 Guyana is in the first set of seven countries eligible for the Education For All Fast Track Initiative. See Ministry of Education, EFA Fast Track Funds Approved for Guyana, [press release] 2003 [cited May 13, 2004]; available from http://www.sdnp.org.gy/minedu/about/news-220103-01.htm.
 Funding is provided through IDB. See Ministry of Education, Major MOE Projects, [online] 2004 [cited May 13, 2004]; available from http://www.sdnp.org.gy/minedu/about/projects.htm.
 This project was initially funded in 1996. See World Bank, Secondary School Reform Project, [online] May 13, 2004 [cited May 13, 2004]; available from http://web.worldbank.org/external/projects/main?pagePK=104231&piPK=73230&theSitePK=40941&menuPK=228424&Projectid=P007269.
 Ministry of Education, Major MOE Projects.
 Editorial, "Putting Children First."
 This project is funded through the Canadian International Development Agency. See Embassy of Guyana Washington DC, CPCE Goes to Region One, (Guyana Monthly Update, September 2003), [online] 2003 [cited May 13, 2004]; available from http://www.guyana.org/Update/sept2003.html.

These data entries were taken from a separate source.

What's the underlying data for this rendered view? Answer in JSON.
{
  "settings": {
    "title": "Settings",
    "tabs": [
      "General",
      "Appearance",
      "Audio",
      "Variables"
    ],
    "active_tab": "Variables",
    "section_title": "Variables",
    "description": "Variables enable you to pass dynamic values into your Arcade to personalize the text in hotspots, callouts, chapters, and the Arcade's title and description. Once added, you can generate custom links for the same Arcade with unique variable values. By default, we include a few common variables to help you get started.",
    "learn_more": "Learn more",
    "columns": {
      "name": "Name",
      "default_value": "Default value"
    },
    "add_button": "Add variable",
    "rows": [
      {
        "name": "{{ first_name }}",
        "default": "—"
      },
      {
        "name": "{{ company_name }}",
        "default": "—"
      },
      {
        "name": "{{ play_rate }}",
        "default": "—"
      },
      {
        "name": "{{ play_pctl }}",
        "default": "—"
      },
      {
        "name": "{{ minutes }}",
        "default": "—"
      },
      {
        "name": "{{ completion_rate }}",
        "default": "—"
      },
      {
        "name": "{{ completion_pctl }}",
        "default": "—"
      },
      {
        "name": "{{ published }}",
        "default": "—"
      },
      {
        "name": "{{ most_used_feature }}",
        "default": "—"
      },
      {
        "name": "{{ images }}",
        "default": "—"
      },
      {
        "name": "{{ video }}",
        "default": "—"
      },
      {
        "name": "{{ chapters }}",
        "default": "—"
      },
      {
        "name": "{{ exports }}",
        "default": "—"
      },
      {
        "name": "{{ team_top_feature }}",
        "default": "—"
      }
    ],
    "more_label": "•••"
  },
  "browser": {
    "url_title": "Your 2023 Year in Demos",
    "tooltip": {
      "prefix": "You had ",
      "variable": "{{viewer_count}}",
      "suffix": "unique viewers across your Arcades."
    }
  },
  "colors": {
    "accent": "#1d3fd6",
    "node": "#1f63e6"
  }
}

 The Cabinet approved G$34 million (USD 190,476) for the program and the Ministry of Labor will be responsible for the program. See Embassy of Guyana Washington DC, School Uniform Assistance Available, (Guyana Monthly Update, July 2003), [online] 2003 [cited May 13, 2004]; available from http://www.guyana.org/Update/july2003.html.
 Embassy of Guyana Washington DC, $545 Million for Book Distribution, (Guyana Monthly Update, July 2003), [online] 2003 [cited May 13, 2004]; available from http://www.guyana.org/Update/sept2003.html.